The symbiotic relationship between Rome and its river
The relationship between Rome and the Tiber River is symbiotic. The river protected Romulus and Remus until the arrival of the Wolf, symbol of the city, who nursed them saving them from death. It was Romulus, in 753 BC, who founded the city, which also became powerful thanks to its river.
Even today the Tiber flows a few steps from the most famous Roman places and runs along Trastevere and Testaccio, authentic neighborhoods where you can spend a beautiful evening among great food and live music. The river continues to flow to Ostia Antica before flowing into the Tyrrhenian Sea.
In the city there is also the only urban island on the Tiber, the Tiber Island, which houses the Fatebenefratelli hospital founded by Pope Gregory XIII in 1585. The island is connected to the mainland by the Ponte Cestio and the Ponte Fabricio built in 46 and 62 B.C. Among the oldest bridges connecting the two banks of the Tiber is also Ponte Sant'Angelo, originally Ponte Elio wanted by Emperor Hadrian in 134.

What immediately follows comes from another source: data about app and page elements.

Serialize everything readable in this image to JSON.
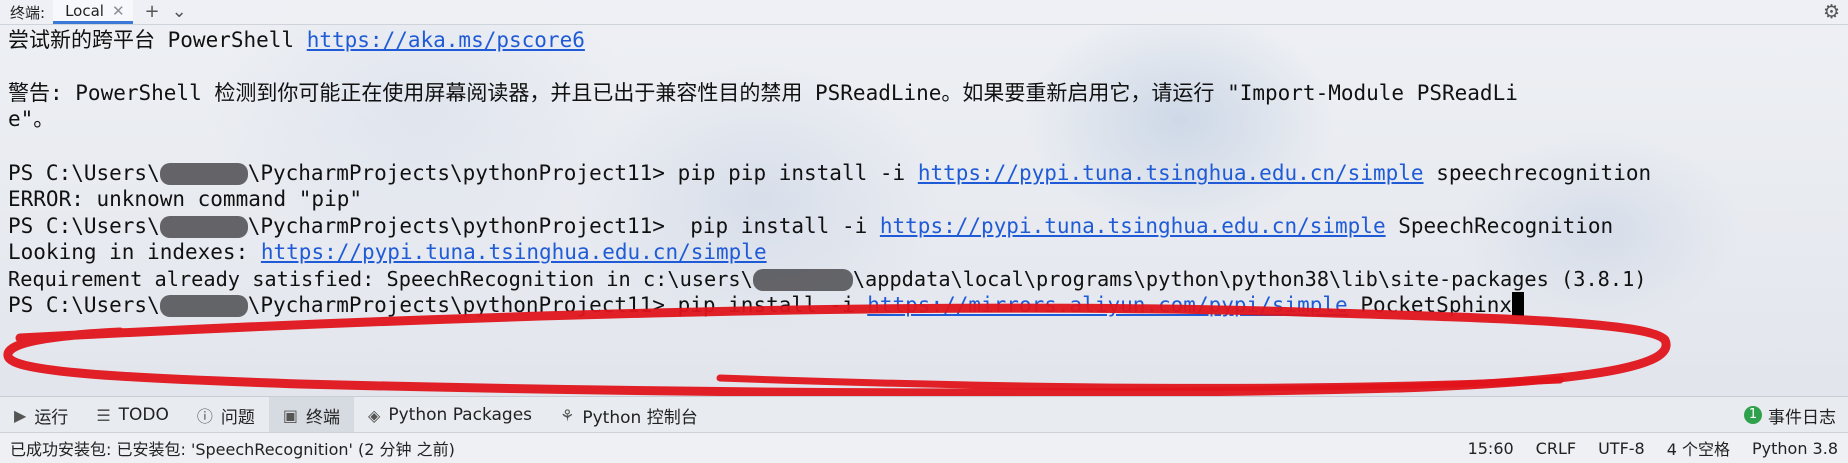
{
  "tabbar": {
    "title": "终端:",
    "active_tab": "Local",
    "close_glyph": "✕",
    "add_glyph": "+",
    "dropdown_glyph": "⌄",
    "settings_icon": "gear-icon"
  },
  "terminal": {
    "line1_text": "尝试新的跨平台 PowerShell ",
    "line1_link": "https://aka.ms/pscore6",
    "line2": "警告: PowerShell 检测到你可能正在使用屏幕阅读器，并且已出于兼容性目的禁用 PSReadLine。如果要重新启用它，请运行 \"Import-Module PSReadLi",
    "line3": "e\"。",
    "cmd1_prefix": "PS C:\\Users\\",
    "cmd1_path": "\\PycharmProjects\\pythonProject11> pip pip install -i ",
    "cmd1_link": "https://pypi.tuna.tsinghua.edu.cn/simple",
    "cmd1_suffix": " speechrecognition",
    "err": "ERROR: unknown command \"pip\"",
    "cmd2_prefix": "PS C:\\Users\\",
    "cmd2_path": "\\PycharmProjects\\pythonProject11>  pip install -i ",
    "cmd2_link": "https://pypi.tuna.tsinghua.edu.cn/simple",
    "cmd2_suffix": " SpeechRecognition",
    "looking_text": "Looking in indexes: ",
    "looking_link": "https://pypi.tuna.tsinghua.edu.cn/simple",
    "req_line": "Requirement already satisfied: SpeechRecognition in c:\\users\\",
    "req_tail": "\\appdata\\local\\programs\\python\\python38\\lib\\site-packages (3.8.1)",
    "cmd3_prefix": "PS C:\\Users\\",
    "cmd3_path": "\\PycharmProjects\\pythonProject11> pip install -i ",
    "cmd3_link": "https://mirrors.aliyun.com/pypi/simple",
    "cmd3_suffix": " PocketSphinx"
  },
  "toolwindows": [
    {
      "label": "运行",
      "icon": "play-icon"
    },
    {
      "label": "TODO",
      "icon": "list-icon"
    },
    {
      "label": "问题",
      "icon": "info-icon"
    },
    {
      "label": "终端",
      "icon": "terminal-icon"
    },
    {
      "label": "Python Packages",
      "icon": "layers-icon"
    },
    {
      "label": "Python 控制台",
      "icon": "python-icon"
    }
  ],
  "events": {
    "count": "1",
    "label": "事件日志"
  },
  "statusbar": {
    "message": "已成功安装包: 已安装包: 'SpeechRecognition' (2 分钟 之前)",
    "position": "15:60",
    "line_sep": "CRLF",
    "encoding": "UTF-8",
    "indent": "4 个空格",
    "interpreter": "Python 3.8"
  },
  "colors": {
    "link": "#1f5bd6",
    "annotation": "#e0141b",
    "active_tab": "#3b79d8"
  }
}
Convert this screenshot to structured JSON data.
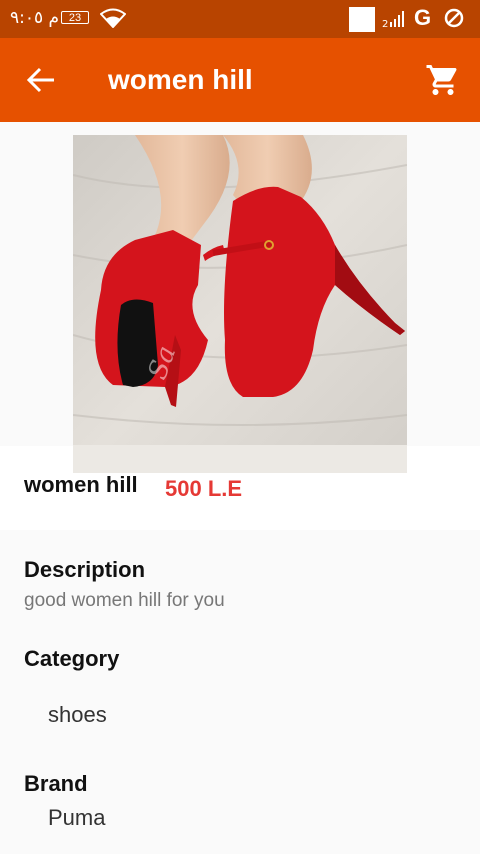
{
  "status_bar": {
    "time": "م ٩:٠٥",
    "battery": "23",
    "network": "G"
  },
  "app_bar": {
    "title": "women hill",
    "back_icon": "arrow-back-icon",
    "cart_icon": "shopping-cart-icon"
  },
  "product": {
    "name": "women hill",
    "price": "500  L.E",
    "image": "red-high-heel-shoes"
  },
  "details": {
    "description_label": "Description",
    "description_value": "good women hill for you",
    "category_label": "Category",
    "category_value": "shoes",
    "brand_label": "Brand",
    "brand_value": "Puma"
  },
  "colors": {
    "status_bar": "#b84400",
    "app_bar": "#e65100",
    "price": "#e53935",
    "shoe": "#d4141c"
  }
}
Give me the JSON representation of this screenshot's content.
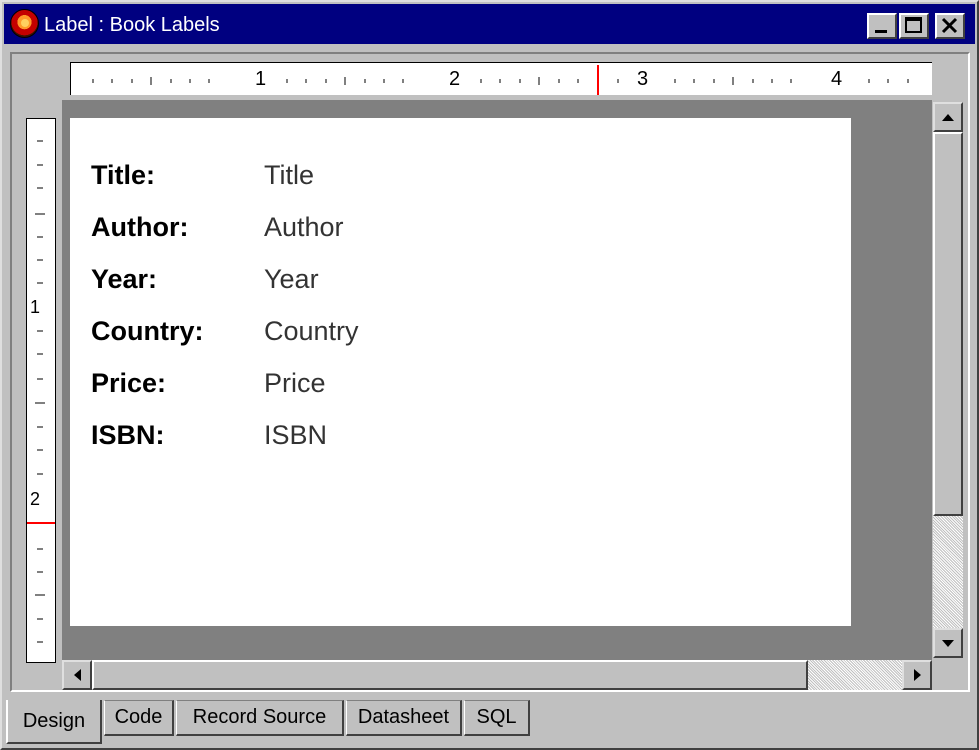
{
  "window": {
    "title": "Label : Book Labels",
    "controls": [
      "minimize-icon",
      "maximize-icon",
      "close-icon"
    ]
  },
  "ruler": {
    "horizontal_marks": [
      "1",
      "2",
      "3",
      "4"
    ],
    "vertical_marks": [
      "1",
      "2"
    ]
  },
  "label": {
    "fields": [
      {
        "label": "Title:",
        "value": "Title"
      },
      {
        "label": "Author:",
        "value": "Author"
      },
      {
        "label": "Year:",
        "value": "Year"
      },
      {
        "label": "Country:",
        "value": "Country"
      },
      {
        "label": "Price:",
        "value": "Price"
      },
      {
        "label": "ISBN:",
        "value": "ISBN"
      }
    ]
  },
  "tabs": [
    {
      "label": "Design",
      "active": true
    },
    {
      "label": "Code",
      "active": false
    },
    {
      "label": "Record Source",
      "active": false
    },
    {
      "label": "Datasheet",
      "active": false
    },
    {
      "label": "SQL",
      "active": false
    }
  ],
  "colors": {
    "titlebar": "#000080",
    "ruler_marker": "#ff0000",
    "workspace": "#808080",
    "face": "#c0c0c0"
  }
}
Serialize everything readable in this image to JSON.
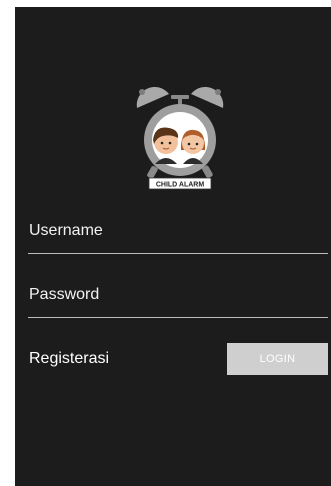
{
  "logo": {
    "badge_text": "CHILD ALARM"
  },
  "login_form": {
    "username_placeholder": "Username",
    "username_value": "",
    "password_placeholder": "Password",
    "password_value": "",
    "register_label": "Registerasi",
    "login_label": "LOGIN"
  },
  "colors": {
    "background": "#1c1c1c",
    "field_underline": "#bdbdbd",
    "login_button": "#cfcfcf",
    "text": "#ffffff"
  }
}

Many sections of the river are navigable and give an unusual view of the city. You can enjoy it on board a boat from Ponte Sant'Angelo to the Vatican or Ostia Antica.